The monofilament may be extruded to have a rectangular cross-section as shown at 24 in FIG. 3, or a circular cross-section as shown at 24" in FIG. 3. The usual dimensions of a rectangular shaped monofilament are a major axis measurement within the range of 0.3 mm to 1.3 mm and a flatness ratio of 1.1:1 and 2.5:1. The usual dimensions for a circular monofilament is between 0.4 mm and 1.0 mm.
The dryer felt is formed to have a porosity of between 100 and 1000 cfm when used in the forward sections of the dryer section of a paper forming machine. The preferred embodiments utilize monofilament coils having a rectangular or a circular cross-section. The fabric formed of monofilament coils of PPS and fluorocarbon exhibit superior degradation qualities when exposed to high temperatures for an extended period of time while at the same time retaining a superior toughness and flexibility so as to facilitate the coiling during forming and to resist distortion in the formed fabric.

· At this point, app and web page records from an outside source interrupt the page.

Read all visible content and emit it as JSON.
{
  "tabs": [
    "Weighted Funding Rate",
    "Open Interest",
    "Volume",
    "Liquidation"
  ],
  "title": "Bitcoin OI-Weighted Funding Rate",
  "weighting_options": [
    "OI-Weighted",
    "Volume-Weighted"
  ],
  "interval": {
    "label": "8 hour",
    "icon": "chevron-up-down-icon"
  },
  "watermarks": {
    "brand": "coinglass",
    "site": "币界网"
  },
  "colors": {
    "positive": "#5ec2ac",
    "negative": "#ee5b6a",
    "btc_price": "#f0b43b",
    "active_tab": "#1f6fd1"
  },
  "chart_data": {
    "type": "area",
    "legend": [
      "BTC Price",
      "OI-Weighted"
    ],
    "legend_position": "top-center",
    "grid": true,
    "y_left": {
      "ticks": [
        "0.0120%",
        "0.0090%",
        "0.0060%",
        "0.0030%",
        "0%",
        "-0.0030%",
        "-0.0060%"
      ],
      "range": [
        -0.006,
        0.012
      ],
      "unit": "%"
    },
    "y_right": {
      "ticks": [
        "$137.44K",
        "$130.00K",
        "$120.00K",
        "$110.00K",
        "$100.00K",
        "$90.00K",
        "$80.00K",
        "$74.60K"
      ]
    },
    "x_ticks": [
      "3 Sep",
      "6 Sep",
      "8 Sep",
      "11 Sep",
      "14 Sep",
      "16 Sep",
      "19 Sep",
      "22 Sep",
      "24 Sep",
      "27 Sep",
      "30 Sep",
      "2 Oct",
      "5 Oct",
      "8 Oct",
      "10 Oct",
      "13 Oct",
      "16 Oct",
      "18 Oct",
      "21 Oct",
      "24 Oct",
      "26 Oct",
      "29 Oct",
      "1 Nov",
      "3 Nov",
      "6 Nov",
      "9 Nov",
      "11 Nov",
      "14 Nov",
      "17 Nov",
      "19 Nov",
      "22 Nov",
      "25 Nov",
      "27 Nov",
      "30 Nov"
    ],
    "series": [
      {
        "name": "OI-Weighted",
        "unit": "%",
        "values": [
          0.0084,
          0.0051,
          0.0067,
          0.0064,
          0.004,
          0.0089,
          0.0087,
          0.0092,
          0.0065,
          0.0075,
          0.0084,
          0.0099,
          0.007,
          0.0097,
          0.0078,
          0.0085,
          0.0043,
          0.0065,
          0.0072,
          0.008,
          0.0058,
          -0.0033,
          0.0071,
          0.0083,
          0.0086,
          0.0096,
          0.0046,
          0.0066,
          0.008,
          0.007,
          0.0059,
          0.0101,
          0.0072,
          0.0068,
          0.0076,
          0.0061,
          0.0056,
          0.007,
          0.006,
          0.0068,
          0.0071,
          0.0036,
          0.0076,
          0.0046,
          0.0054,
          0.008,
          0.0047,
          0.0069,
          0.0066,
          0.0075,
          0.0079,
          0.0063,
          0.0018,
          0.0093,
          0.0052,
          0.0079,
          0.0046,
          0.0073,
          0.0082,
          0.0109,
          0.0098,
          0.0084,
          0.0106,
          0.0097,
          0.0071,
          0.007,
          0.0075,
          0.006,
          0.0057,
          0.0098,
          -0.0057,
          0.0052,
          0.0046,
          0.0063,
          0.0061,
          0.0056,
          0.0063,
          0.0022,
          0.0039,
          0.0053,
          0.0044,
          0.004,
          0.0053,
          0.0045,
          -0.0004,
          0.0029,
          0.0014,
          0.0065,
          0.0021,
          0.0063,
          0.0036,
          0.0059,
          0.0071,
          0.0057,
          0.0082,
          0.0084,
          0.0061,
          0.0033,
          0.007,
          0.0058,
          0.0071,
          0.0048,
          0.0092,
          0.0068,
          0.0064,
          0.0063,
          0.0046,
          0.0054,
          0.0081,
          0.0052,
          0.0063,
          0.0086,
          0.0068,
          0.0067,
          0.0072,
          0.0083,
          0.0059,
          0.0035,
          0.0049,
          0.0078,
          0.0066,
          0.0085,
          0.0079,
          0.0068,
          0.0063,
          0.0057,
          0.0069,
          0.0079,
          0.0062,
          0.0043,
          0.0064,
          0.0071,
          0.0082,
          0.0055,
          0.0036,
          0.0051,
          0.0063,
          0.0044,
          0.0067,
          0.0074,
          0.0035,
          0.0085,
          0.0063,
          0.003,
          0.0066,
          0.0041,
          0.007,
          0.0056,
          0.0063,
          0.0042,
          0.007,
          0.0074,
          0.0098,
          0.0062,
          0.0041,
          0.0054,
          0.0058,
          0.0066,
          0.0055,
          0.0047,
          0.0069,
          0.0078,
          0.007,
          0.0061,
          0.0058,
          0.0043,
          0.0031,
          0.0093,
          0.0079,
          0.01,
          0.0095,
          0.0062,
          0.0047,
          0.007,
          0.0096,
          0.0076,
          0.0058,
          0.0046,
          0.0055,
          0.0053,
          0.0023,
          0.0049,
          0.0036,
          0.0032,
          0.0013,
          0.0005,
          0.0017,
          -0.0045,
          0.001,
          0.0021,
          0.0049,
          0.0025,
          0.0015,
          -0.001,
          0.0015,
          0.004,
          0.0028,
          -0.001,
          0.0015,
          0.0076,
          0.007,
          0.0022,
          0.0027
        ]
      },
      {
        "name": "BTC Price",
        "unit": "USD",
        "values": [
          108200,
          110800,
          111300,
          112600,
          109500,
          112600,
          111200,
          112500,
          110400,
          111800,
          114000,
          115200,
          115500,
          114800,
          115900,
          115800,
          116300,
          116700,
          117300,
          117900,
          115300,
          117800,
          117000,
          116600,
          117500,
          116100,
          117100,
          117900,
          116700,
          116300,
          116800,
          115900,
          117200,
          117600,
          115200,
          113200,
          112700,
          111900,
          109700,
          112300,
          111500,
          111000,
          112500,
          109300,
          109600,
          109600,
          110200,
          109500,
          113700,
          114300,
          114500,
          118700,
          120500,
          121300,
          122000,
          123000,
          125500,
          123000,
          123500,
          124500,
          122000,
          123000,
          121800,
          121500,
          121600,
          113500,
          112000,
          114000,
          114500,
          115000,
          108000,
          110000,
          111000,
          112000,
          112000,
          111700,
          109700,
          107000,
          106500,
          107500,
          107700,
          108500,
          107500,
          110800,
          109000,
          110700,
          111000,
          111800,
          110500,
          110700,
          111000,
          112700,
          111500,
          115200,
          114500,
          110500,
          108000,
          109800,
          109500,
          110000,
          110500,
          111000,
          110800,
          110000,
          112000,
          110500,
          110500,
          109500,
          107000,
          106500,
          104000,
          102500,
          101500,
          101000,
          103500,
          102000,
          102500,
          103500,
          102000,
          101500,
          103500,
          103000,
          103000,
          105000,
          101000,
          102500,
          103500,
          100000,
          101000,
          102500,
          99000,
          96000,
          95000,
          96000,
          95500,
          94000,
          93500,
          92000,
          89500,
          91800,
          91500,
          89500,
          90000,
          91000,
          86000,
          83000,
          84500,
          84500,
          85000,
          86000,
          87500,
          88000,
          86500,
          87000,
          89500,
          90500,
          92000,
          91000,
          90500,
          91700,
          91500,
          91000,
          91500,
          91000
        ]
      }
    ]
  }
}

While a preferred embodiment of the invention has been described using specific terms, such description is for illustrative purposes only, and it is to be understood that changes and variations may be made without departing from the spirit or scope of the following claims.
|Citing Patent||Filing date||Publication date||Applicant||Title|
|US7691238 *||Jun 20, 2007||Apr 6, 2010||Albany International Corp.||Spiral fabrics|
|US20080050587 *||Jun 20, 2007||Feb 28, 2008||Billings Alan L||Spiral fabrics|
|U.S. Classification||162/348, 162/902, 29/434|
|Oct 18, 1990||AS||Assignment|
Free format text: ASSIGNMENT OF ASSIGNORS INTEREST.;ASSIGNOR:HSU, CHIEN-YEH;REEL/FRAME:005482/0471
Owner name: WANGNER SYSTEMS CORPORATION, A CORP. OF SC, SOUTH
Effective date: 19901012